=== Section Start ===
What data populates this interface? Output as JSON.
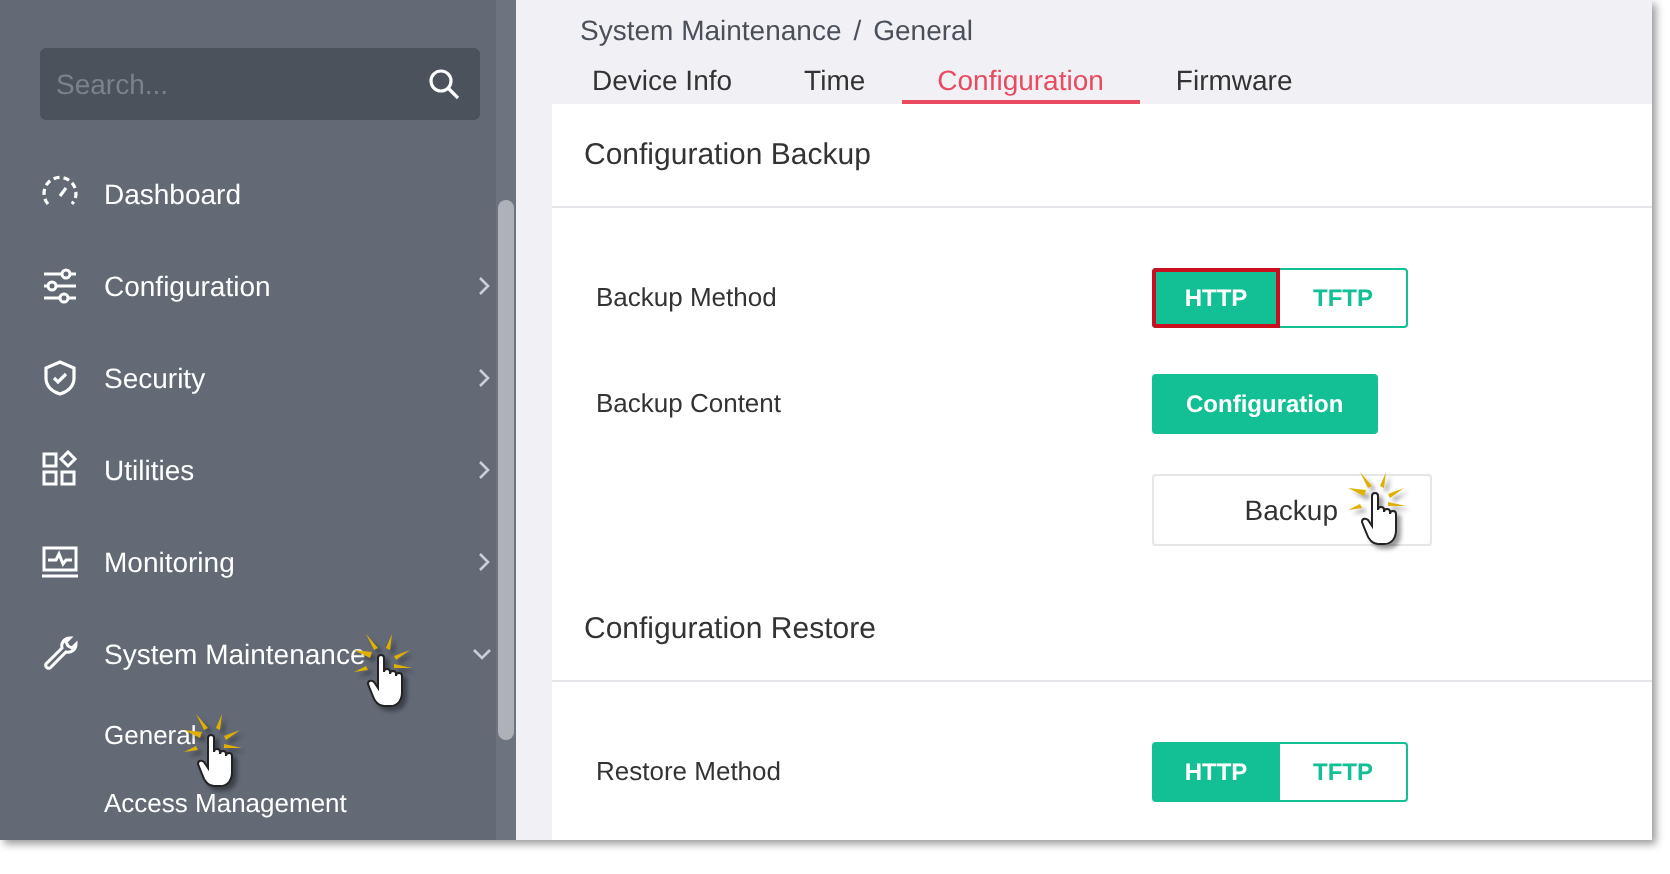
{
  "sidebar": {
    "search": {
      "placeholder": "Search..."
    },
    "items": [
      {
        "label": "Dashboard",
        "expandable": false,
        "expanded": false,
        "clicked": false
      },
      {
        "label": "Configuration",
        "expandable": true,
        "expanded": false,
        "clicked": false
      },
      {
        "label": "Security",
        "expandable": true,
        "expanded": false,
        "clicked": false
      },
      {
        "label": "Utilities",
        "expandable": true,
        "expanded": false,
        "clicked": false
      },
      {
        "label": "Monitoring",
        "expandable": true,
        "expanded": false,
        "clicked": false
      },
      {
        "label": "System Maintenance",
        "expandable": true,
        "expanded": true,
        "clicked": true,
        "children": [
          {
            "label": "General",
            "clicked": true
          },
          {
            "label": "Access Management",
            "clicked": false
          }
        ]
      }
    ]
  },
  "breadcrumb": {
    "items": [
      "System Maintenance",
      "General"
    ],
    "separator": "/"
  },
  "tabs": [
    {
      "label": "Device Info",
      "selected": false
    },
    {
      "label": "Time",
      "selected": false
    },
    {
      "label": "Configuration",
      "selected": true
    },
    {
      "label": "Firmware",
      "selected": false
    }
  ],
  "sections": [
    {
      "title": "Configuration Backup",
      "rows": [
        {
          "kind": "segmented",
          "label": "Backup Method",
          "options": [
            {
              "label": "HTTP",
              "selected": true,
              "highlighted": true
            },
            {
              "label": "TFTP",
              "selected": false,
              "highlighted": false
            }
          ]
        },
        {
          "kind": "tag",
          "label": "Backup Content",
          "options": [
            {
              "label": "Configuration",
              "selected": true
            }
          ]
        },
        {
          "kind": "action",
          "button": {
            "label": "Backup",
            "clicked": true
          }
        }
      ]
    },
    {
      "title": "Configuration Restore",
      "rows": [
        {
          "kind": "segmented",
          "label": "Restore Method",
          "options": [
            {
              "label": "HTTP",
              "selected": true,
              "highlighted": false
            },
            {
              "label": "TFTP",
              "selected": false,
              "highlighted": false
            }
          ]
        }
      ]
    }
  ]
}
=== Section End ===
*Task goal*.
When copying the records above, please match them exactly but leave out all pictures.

*Task output*.
What data populates this interface? Output as JSON.
{
  "sidebar": {
    "search": {
      "placeholder": "Search..."
    },
    "items": [
      {
        "label": "Dashboard",
        "expandable": false,
        "expanded": false,
        "clicked": false
      },
      {
        "label": "Configuration",
        "expandable": true,
        "expanded": false,
        "clicked": false
      },
      {
        "label": "Security",
        "expandable": true,
        "expanded": false,
        "clicked": false
      },
      {
        "label": "Utilities",
        "expandable": true,
        "expanded": false,
        "clicked": false
      },
      {
        "label": "Monitoring",
        "expandable": true,
        "expanded": false,
        "clicked": false
      },
      {
        "label": "System Maintenance",
        "expandable": true,
        "expanded": true,
        "clicked": true,
        "children": [
          {
            "label": "General",
            "clicked": true
          },
          {
            "label": "Access Management",
            "clicked": false
          }
        ]
      }
    ]
  },
  "breadcrumb": {
    "items": [
      "System Maintenance",
      "General"
    ],
    "separator": "/"
  },
  "tabs": [
    {
      "label": "Device Info",
      "selected": false
    },
    {
      "label": "Time",
      "selected": false
    },
    {
      "label": "Configuration",
      "selected": true
    },
    {
      "label": "Firmware",
      "selected": false
    }
  ],
  "sections": [
    {
      "title": "Configuration Backup",
      "rows": [
        {
          "kind": "segmented",
          "label": "Backup Method",
          "options": [
            {
              "label": "HTTP",
              "selected": true,
              "highlighted": true
            },
            {
              "label": "TFTP",
              "selected": false,
              "highlighted": false
            }
          ]
        },
        {
          "kind": "tag",
          "label": "Backup Content",
          "options": [
            {
              "label": "Configuration",
              "selected": true
            }
          ]
        },
        {
          "kind": "action",
          "button": {
            "label": "Backup",
            "clicked": true
          }
        }
      ]
    },
    {
      "title": "Configuration Restore",
      "rows": [
        {
          "kind": "segmented",
          "label": "Restore Method",
          "options": [
            {
              "label": "HTTP",
              "selected": true,
              "highlighted": false
            },
            {
              "label": "TFTP",
              "selected": false,
              "highlighted": false
            }
          ]
        }
      ]
    }
  ]
}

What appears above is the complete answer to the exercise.